Construction to Proceed with Pathways, Overlooks, Lighting, Greenspaces
(Portland, OR) –
On Wednesday, February 05, 2014, Portland City Council unanimously passed a measure to fund Phase 2 of Portland Parks & Recreation (PP&R)’s South Waterfront Greenway – Central District project. The vote steers $4.7 million in System Development Charges (SDC’s) – revenue from construction development in the city – to the South Waterfront Greenway Central District for construction of a park, which will contain river overlooks, bike and pedestrian pathways, lighting and seating, trees, lawns and plantings.
“The South Waterfront Greenway is a significant investment for the City of Portland,” says Portland Parks Commissioner Amanda Fritz. “Not only is it a way to connect to nature in the heart of our city, it is a vital link for commuters, an improvement for our quality of life, and a promise kept to the people of Portland living in what will be the state’s most densely populated neighborhood.”
The South Waterfront Greenway is a 1.2-mile long strip of parks and riverbank restoration that, when completed, will make an important bike and pedestrian connection between Downtown Portland and the Sellwood Bridge.

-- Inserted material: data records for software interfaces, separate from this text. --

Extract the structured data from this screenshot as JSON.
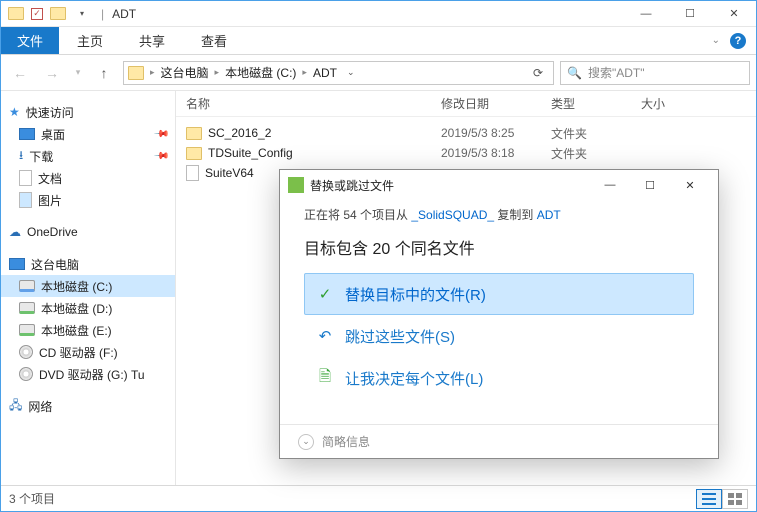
{
  "titlebar": {
    "separator": "|",
    "title": "ADT"
  },
  "ribbon": {
    "file": "文件",
    "tabs": [
      "主页",
      "共享",
      "查看"
    ]
  },
  "nav": {
    "breadcrumb": [
      "这台电脑",
      "本地磁盘 (C:)",
      "ADT"
    ],
    "search_placeholder": "搜索\"ADT\""
  },
  "sidebar": {
    "quick": {
      "head": "快速访问",
      "items": [
        "桌面",
        "下载",
        "文档",
        "图片"
      ]
    },
    "onedrive": "OneDrive",
    "thispc": {
      "head": "这台电脑",
      "items": [
        "本地磁盘 (C:)",
        "本地磁盘 (D:)",
        "本地磁盘 (E:)",
        "CD 驱动器 (F:)",
        "DVD 驱动器 (G:) Tu"
      ]
    },
    "network": "网络"
  },
  "columns": [
    "名称",
    "修改日期",
    "类型",
    "大小"
  ],
  "rows": [
    {
      "name": "SC_2016_2",
      "date": "2019/5/3 8:25",
      "type": "文件夹"
    },
    {
      "name": "TDSuite_Config",
      "date": "2019/5/3 8:18",
      "type": "文件夹"
    },
    {
      "name": "SuiteV64",
      "date": "",
      "type": ""
    }
  ],
  "status": {
    "text": "3 个项目"
  },
  "dialog": {
    "title": "替换或跳过文件",
    "progress_pre": "正在将 54 个项目从 ",
    "progress_src": "_SolidSQUAD_",
    "progress_mid": " 复制到 ",
    "progress_dst": "ADT",
    "heading": "目标包含 20 个同名文件",
    "opt_replace": "替换目标中的文件(R)",
    "opt_skip": "跳过这些文件(S)",
    "opt_decide": "让我决定每个文件(L)",
    "footer": "简略信息"
  }
}
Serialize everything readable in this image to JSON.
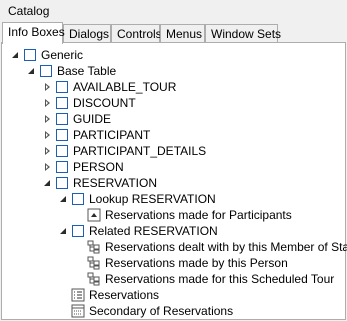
{
  "window": {
    "title": "Catalog"
  },
  "tabs": [
    "Info Boxes",
    "Dialogs",
    "Controls",
    "Menus",
    "Window Sets"
  ],
  "tree": [
    {
      "label": "Generic",
      "level": 0,
      "expander": "open",
      "icon": "checkbox"
    },
    {
      "label": "Base Table",
      "level": 1,
      "expander": "open",
      "icon": "checkbox"
    },
    {
      "label": "AVAILABLE_TOUR",
      "level": 2,
      "expander": "closed",
      "icon": "checkbox"
    },
    {
      "label": "DISCOUNT",
      "level": 2,
      "expander": "closed",
      "icon": "checkbox"
    },
    {
      "label": "GUIDE",
      "level": 2,
      "expander": "closed",
      "icon": "checkbox"
    },
    {
      "label": "PARTICIPANT",
      "level": 2,
      "expander": "closed",
      "icon": "checkbox"
    },
    {
      "label": "PARTICIPANT_DETAILS",
      "level": 2,
      "expander": "closed",
      "icon": "checkbox"
    },
    {
      "label": "PERSON",
      "level": 2,
      "expander": "closed",
      "icon": "checkbox"
    },
    {
      "label": "RESERVATION",
      "level": 2,
      "expander": "open",
      "icon": "checkbox"
    },
    {
      "label": "Lookup RESERVATION",
      "level": 3,
      "expander": "open",
      "icon": "checkbox"
    },
    {
      "label": "Reservations made for Participants",
      "level": 4,
      "expander": "none",
      "icon": "lookup-icon"
    },
    {
      "label": "Related RESERVATION",
      "level": 3,
      "expander": "open",
      "icon": "checkbox"
    },
    {
      "label": "Reservations dealt with by this Member of Staff",
      "level": 4,
      "expander": "none",
      "icon": "relation-icon"
    },
    {
      "label": "Reservations made by this Person",
      "level": 4,
      "expander": "none",
      "icon": "relation-icon"
    },
    {
      "label": "Reservations made for this Scheduled Tour",
      "level": 4,
      "expander": "none",
      "icon": "relation-icon"
    },
    {
      "label": "Reservations",
      "level": 3,
      "expander": "none",
      "icon": "list-icon"
    },
    {
      "label": "Secondary of Reservations",
      "level": 3,
      "expander": "none",
      "icon": "secondary-list-icon"
    }
  ],
  "colors": {
    "checkbox_border": "#1f5fb3",
    "background": "#f0f0f0",
    "tree_background": "#ffffff"
  }
}
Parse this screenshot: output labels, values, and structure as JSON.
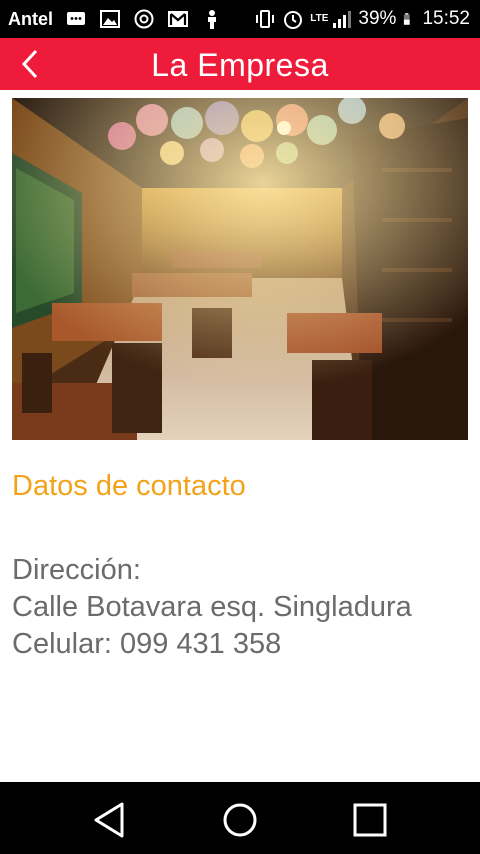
{
  "status_bar": {
    "carrier": "Antel",
    "icons": [
      "message-icon",
      "image-icon",
      "target-icon",
      "gmail-icon",
      "person-icon",
      "vibrate-icon",
      "alarm-icon"
    ],
    "network": "LTE",
    "battery": "39%",
    "time": "15:52"
  },
  "app_bar": {
    "title": "La Empresa",
    "color": "#ee1b3a",
    "back_icon": "chevron-left-icon"
  },
  "photo": {
    "subject": "restaurant-interior"
  },
  "contact": {
    "section_title": "Datos de contacto",
    "address_label": "Dirección:",
    "address": "Calle Botavara esq. Singladura",
    "phone": "Celular: 099 431 358",
    "accent_color": "#f3a21a"
  },
  "nav_bar": {
    "buttons": [
      "back-triangle-icon",
      "home-circle-icon",
      "recents-square-icon"
    ]
  }
}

Design and permitting work began 12 years ago, and construction of the Central District segment, which runs between SW Gibbs and SW Lane streets, has been underway since 2012.
“It is no easy feat to fit fish habitat creation, riverbank reconstruction, and an urban park into a 100-foot-wide strip of land,” notes PP&R Director Mike Abbaté. “But this project accomplishes this and more. This commitment by City Council is welcomed by PP&R and neighbors. The South Waterfront Greenway will become another landmark recreation facility for all Portlanders.”
The total cost of the Greenway’s Phase 2 is estimated at $4.7 million. The contractor, JW Fowler Company, expects to begin preliminary tasks immediately, with heavy construction getting underway in early April. Work is expected to be complete by November 2014.
Phase 1 of the project, in partnership with TriMet, restored the riverbank to a more natural vegetation condition and installed a shallow water refuge important for juvenile salmon. TriMet joined the project because the shallow water habitat mitigates for construction impacts to the river associated with their new Portland-Milwaukie Light Rail Bridge. Because the entire site is composed of landfill from former industrial activities, the Phase 1 earthwork and construction was conducted under the close observation of and collaboration with the Oregon Department of Environmental Quality, Oregon Division of State Lands, the U.S. Army Corps of Engineers, and the National Marine Fisheries Services. The total cost of Phase 1 is estimated at $10,798,100.
The project is funded by a variety of sources: $9.26 million of Parks Systems Development Charges, $4 million of Tax Increment Funding from the North Macadam Urban Renewal Area, $1.42 million from TriMet, $750,000 in Environmental Remediation funding from the City’s Bureau of Environmental Services; and $68,000 in miscellaneous PPR funding.
The South Waterfront Greenway Development Plan, accepted by City Council in 2004, provided a vision and concept plan for the entire South Waterfront Greenway. The Greenway, which stretches from the Marquam Bridge south to the River Forum Building, will strive to balance the needs of the public and the health of the Willamette River.
The City of Portland's South Waterfront Plan envisioned a system of parks working together to enliven the neighborhood, stimulate development activity in the area, and to provide for the recreational needs of area residents. These projects are important because they set the tone for the quality of open space in the district. For many years now, PP&R has been looking at how to implement the design that the City and the community developed for the Central District portion of the Greenway.
Environmental Requirements: At the direction of the U.S. Army Corps of Engineers, the State of Oregon Division of State Lands (DSL) and the National Marine Fisheries Service (NMFS), the design for the riverbank restoration includes habitat in the form of a shallow water bench that will provide shelter for juvenile fish and adjacent riparian plantings. Working jointly with the Corps of Engineers, Oregon DSL, NMFS, Oregon Department of Environmental Quality, and the City’s Bureau of Environmental Services, a hybrid concept was developed in summer 2010 that met public and agency needs.
Permitting: The U.S. Army Corps of Engineers issued their Joint Permit for the construction in June 2012, after 20 months of review. This permit incorporated the approvals of all of the other State and Federal agencies. Local permits were also received in June 2012, allowing the project move into construction after nearly 10 years of planning and design.